We always love pictures, so please feel free to share them with us. It is often difficult to get a complete set of pictures regarding a particular case, but we appreciate all of those who have tried. We know it is time consuming and we all have other priorities that pop up during our day. A special thank you for those that have been able to give us the pictures we have featured in our Cases section. Your testimonials are the very foundation of our business.

Please check out some of the before and after pictures people have shared with us.Click here to see some of the Cases that have been shared with us.

If you have any questions or concerns, please give us a call or send us an email at tbaker@equaide.com We will be happy to hear from you.

 

Equaide will not burn, blister, slough or scar because it is uniquely balanced to dissolve and prevent proud flesh while it speeds healing.

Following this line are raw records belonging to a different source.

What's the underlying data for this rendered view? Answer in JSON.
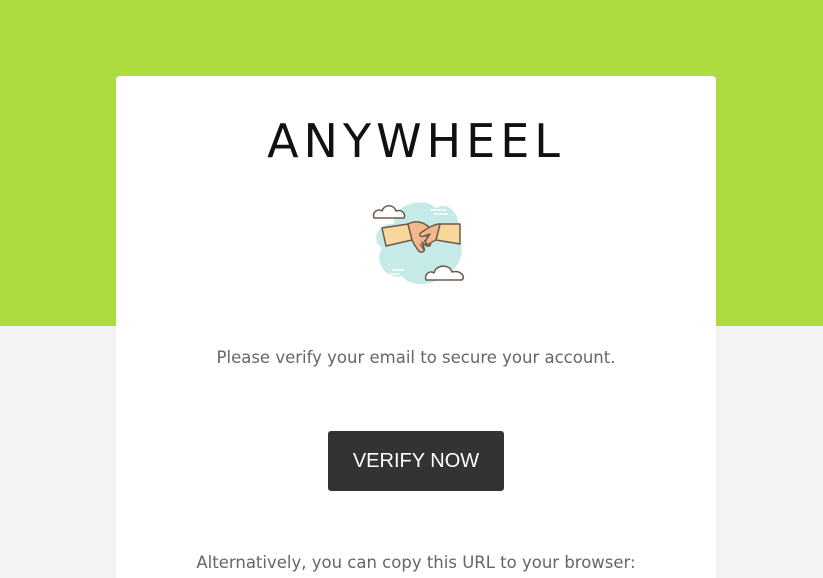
{
  "brand": {
    "name": "ANYWHEEL"
  },
  "illustration": {
    "icon": "handshake-icon"
  },
  "content": {
    "message": "Please verify your email to secure your account.",
    "verify_button_label": "VERIFY NOW",
    "alternative_text": "Alternatively, you can copy this URL to your browser:"
  },
  "colors": {
    "header_band": "#addc3f",
    "background": "#f3f3f3",
    "card": "#ffffff",
    "button": "#333333",
    "button_text": "#ffffff",
    "body_text": "#666666",
    "brand_text": "#111111"
  }
}
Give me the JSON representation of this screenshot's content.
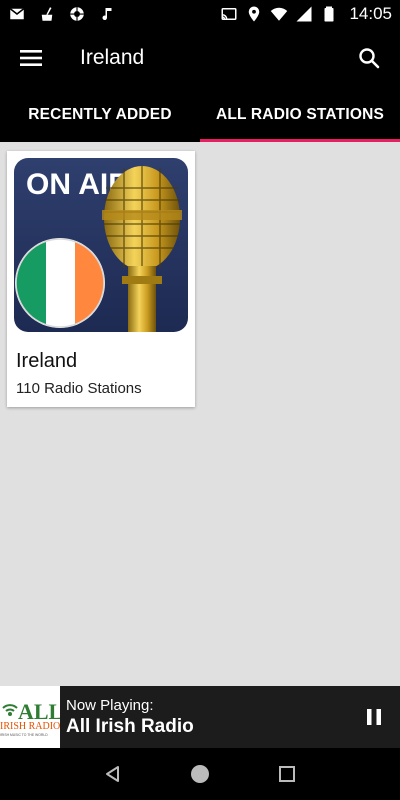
{
  "status_bar": {
    "time": "14:05",
    "left_icons": [
      "mail-icon",
      "clean-icon",
      "aperture-icon",
      "music-note-icon"
    ],
    "right_icons": [
      "cast-icon",
      "location-icon",
      "wifi-icon",
      "signal-icon",
      "battery-icon"
    ]
  },
  "app_bar": {
    "title": "Ireland",
    "menu_icon": "hamburger-menu-icon",
    "search_icon": "search-icon"
  },
  "tabs": [
    {
      "label": "RECENTLY ADDED",
      "active": false
    },
    {
      "label": "ALL RADIO STATIONS",
      "active": true
    }
  ],
  "cards": [
    {
      "title": "Ireland",
      "subtitle": "110 Radio Stations",
      "image_text": "ON AIR"
    }
  ],
  "player": {
    "label": "Now Playing:",
    "station": "All Irish Radio",
    "logo_text": "ALL",
    "logo_sub": "IRISH RADIO",
    "logo_tag": "IRISH MUSIC TO THE WORLD",
    "control_icon": "pause-icon"
  },
  "nav_bar": {
    "icons": [
      "back-icon",
      "home-icon",
      "recents-icon"
    ]
  },
  "colors": {
    "accent": "#e91e63",
    "background": "#e0e0e0",
    "bar": "#000000",
    "player": "#1c1c1c"
  }
}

horseshoe

"Your product really did SAVE his life. I spent $1,000 and had 3 vets in the first month before I found your product. I have told everyone I know who owns horses and got a local feed dealer to carry your product. I had a veterinarian refer a client to me to show her how to heal her horse's leg (he said that conventional treatments would not work for the wound her horse had). "Elvis" would have been euthanized had I not found your product. People think I work for you, but I am so excited about the success I had with your product that I feel compelled to share with others. Anyone who thinks your product is expensive should think again! I spent a total of $182 healing this wound (plus diapers). All I can tell anyone is: Buy the product, follow the directions and if they need help to call you. I did and have the proof. Once again, Thank you. Thank you. Thank you." Laura B.